Dataset rows for apps and sites
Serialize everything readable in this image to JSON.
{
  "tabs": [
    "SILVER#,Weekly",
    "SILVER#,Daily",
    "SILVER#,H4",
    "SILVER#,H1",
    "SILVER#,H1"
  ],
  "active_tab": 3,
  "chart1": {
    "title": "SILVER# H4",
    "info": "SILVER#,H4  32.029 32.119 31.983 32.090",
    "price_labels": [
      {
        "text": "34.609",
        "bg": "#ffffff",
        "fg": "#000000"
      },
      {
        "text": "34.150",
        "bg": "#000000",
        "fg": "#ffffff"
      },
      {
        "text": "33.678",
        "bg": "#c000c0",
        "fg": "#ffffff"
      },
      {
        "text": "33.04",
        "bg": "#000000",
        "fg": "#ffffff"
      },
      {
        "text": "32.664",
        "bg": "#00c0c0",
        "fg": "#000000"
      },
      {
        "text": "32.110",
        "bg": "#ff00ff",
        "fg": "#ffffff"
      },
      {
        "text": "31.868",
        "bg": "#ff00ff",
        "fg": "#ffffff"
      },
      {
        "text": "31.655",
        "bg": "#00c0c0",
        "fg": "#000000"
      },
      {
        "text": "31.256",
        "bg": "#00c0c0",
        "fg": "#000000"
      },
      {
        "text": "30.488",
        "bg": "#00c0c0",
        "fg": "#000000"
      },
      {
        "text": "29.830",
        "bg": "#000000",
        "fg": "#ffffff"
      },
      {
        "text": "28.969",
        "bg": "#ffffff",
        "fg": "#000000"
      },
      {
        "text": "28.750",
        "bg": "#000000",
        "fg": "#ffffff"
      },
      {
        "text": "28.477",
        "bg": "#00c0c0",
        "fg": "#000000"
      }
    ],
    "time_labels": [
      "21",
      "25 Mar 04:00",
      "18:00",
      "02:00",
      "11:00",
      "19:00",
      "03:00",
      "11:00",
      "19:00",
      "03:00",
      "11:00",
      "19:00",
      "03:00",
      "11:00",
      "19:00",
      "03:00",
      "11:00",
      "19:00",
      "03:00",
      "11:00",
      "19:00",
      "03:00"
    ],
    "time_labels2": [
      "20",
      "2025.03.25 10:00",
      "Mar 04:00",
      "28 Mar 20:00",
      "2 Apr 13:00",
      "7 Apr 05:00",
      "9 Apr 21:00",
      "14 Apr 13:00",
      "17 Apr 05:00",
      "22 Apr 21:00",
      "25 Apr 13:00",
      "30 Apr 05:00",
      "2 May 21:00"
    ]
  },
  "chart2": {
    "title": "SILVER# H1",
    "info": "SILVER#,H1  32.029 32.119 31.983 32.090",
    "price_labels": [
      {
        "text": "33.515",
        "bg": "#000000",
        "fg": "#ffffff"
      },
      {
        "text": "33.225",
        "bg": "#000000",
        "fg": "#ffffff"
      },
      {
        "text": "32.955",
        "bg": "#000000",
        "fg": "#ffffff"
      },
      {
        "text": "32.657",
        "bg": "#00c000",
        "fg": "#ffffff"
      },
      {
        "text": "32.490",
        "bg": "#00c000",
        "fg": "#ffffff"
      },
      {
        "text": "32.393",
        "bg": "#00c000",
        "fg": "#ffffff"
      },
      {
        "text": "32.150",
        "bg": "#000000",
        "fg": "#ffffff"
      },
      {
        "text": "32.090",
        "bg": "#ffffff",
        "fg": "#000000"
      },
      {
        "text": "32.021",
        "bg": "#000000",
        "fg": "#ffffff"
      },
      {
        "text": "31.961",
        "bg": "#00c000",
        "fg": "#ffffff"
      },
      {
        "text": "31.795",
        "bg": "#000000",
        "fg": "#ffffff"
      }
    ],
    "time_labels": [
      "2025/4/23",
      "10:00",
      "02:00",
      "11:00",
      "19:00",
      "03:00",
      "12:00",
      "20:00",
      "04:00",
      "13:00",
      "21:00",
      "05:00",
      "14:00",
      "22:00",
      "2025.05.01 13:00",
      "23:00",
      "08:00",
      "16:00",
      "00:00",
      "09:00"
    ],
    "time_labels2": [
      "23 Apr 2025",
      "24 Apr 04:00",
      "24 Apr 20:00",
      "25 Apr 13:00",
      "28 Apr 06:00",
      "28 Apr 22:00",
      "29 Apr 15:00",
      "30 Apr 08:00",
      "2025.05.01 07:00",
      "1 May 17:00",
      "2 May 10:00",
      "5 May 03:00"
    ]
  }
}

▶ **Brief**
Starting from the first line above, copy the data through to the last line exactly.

▶ **Your solution**
Serialize everything readable in this image to JSON.
{
  "tabs": [
    "SILVER#,Weekly",
    "SILVER#,Daily",
    "SILVER#,H4",
    "SILVER#,H1",
    "SILVER#,H1"
  ],
  "active_tab": 3,
  "chart1": {
    "title": "SILVER# H4",
    "info": "SILVER#,H4  32.029 32.119 31.983 32.090",
    "price_labels": [
      {
        "text": "34.609",
        "bg": "#ffffff",
        "fg": "#000000"
      },
      {
        "text": "34.150",
        "bg": "#000000",
        "fg": "#ffffff"
      },
      {
        "text": "33.678",
        "bg": "#c000c0",
        "fg": "#ffffff"
      },
      {
        "text": "33.04",
        "bg": "#000000",
        "fg": "#ffffff"
      },
      {
        "text": "32.664",
        "bg": "#00c0c0",
        "fg": "#000000"
      },
      {
        "text": "32.110",
        "bg": "#ff00ff",
        "fg": "#ffffff"
      },
      {
        "text": "31.868",
        "bg": "#ff00ff",
        "fg": "#ffffff"
      },
      {
        "text": "31.655",
        "bg": "#00c0c0",
        "fg": "#000000"
      },
      {
        "text": "31.256",
        "bg": "#00c0c0",
        "fg": "#000000"
      },
      {
        "text": "30.488",
        "bg": "#00c0c0",
        "fg": "#000000"
      },
      {
        "text": "29.830",
        "bg": "#000000",
        "fg": "#ffffff"
      },
      {
        "text": "28.969",
        "bg": "#ffffff",
        "fg": "#000000"
      },
      {
        "text": "28.750",
        "bg": "#000000",
        "fg": "#ffffff"
      },
      {
        "text": "28.477",
        "bg": "#00c0c0",
        "fg": "#000000"
      }
    ],
    "time_labels": [
      "21",
      "25 Mar 04:00",
      "18:00",
      "02:00",
      "11:00",
      "19:00",
      "03:00",
      "11:00",
      "19:00",
      "03:00",
      "11:00",
      "19:00",
      "03:00",
      "11:00",
      "19:00",
      "03:00",
      "11:00",
      "19:00",
      "03:00",
      "11:00",
      "19:00",
      "03:00"
    ],
    "time_labels2": [
      "20",
      "2025.03.25 10:00",
      "Mar 04:00",
      "28 Mar 20:00",
      "2 Apr 13:00",
      "7 Apr 05:00",
      "9 Apr 21:00",
      "14 Apr 13:00",
      "17 Apr 05:00",
      "22 Apr 21:00",
      "25 Apr 13:00",
      "30 Apr 05:00",
      "2 May 21:00"
    ]
  },
  "chart2": {
    "title": "SILVER# H1",
    "info": "SILVER#,H1  32.029 32.119 31.983 32.090",
    "price_labels": [
      {
        "text": "33.515",
        "bg": "#000000",
        "fg": "#ffffff"
      },
      {
        "text": "33.225",
        "bg": "#000000",
        "fg": "#ffffff"
      },
      {
        "text": "32.955",
        "bg": "#000000",
        "fg": "#ffffff"
      },
      {
        "text": "32.657",
        "bg": "#00c000",
        "fg": "#ffffff"
      },
      {
        "text": "32.490",
        "bg": "#00c000",
        "fg": "#ffffff"
      },
      {
        "text": "32.393",
        "bg": "#00c000",
        "fg": "#ffffff"
      },
      {
        "text": "32.150",
        "bg": "#000000",
        "fg": "#ffffff"
      },
      {
        "text": "32.090",
        "bg": "#ffffff",
        "fg": "#000000"
      },
      {
        "text": "32.021",
        "bg": "#000000",
        "fg": "#ffffff"
      },
      {
        "text": "31.961",
        "bg": "#00c000",
        "fg": "#ffffff"
      },
      {
        "text": "31.795",
        "bg": "#000000",
        "fg": "#ffffff"
      }
    ],
    "time_labels": [
      "2025/4/23",
      "10:00",
      "02:00",
      "11:00",
      "19:00",
      "03:00",
      "12:00",
      "20:00",
      "04:00",
      "13:00",
      "21:00",
      "05:00",
      "14:00",
      "22:00",
      "2025.05.01 13:00",
      "23:00",
      "08:00",
      "16:00",
      "00:00",
      "09:00"
    ],
    "time_labels2": [
      "23 Apr 2025",
      "24 Apr 04:00",
      "24 Apr 20:00",
      "25 Apr 13:00",
      "28 Apr 06:00",
      "28 Apr 22:00",
      "29 Apr 15:00",
      "30 Apr 08:00",
      "2025.05.01 07:00",
      "1 May 17:00",
      "2 May 10:00",
      "5 May 03:00"
    ]
  }
}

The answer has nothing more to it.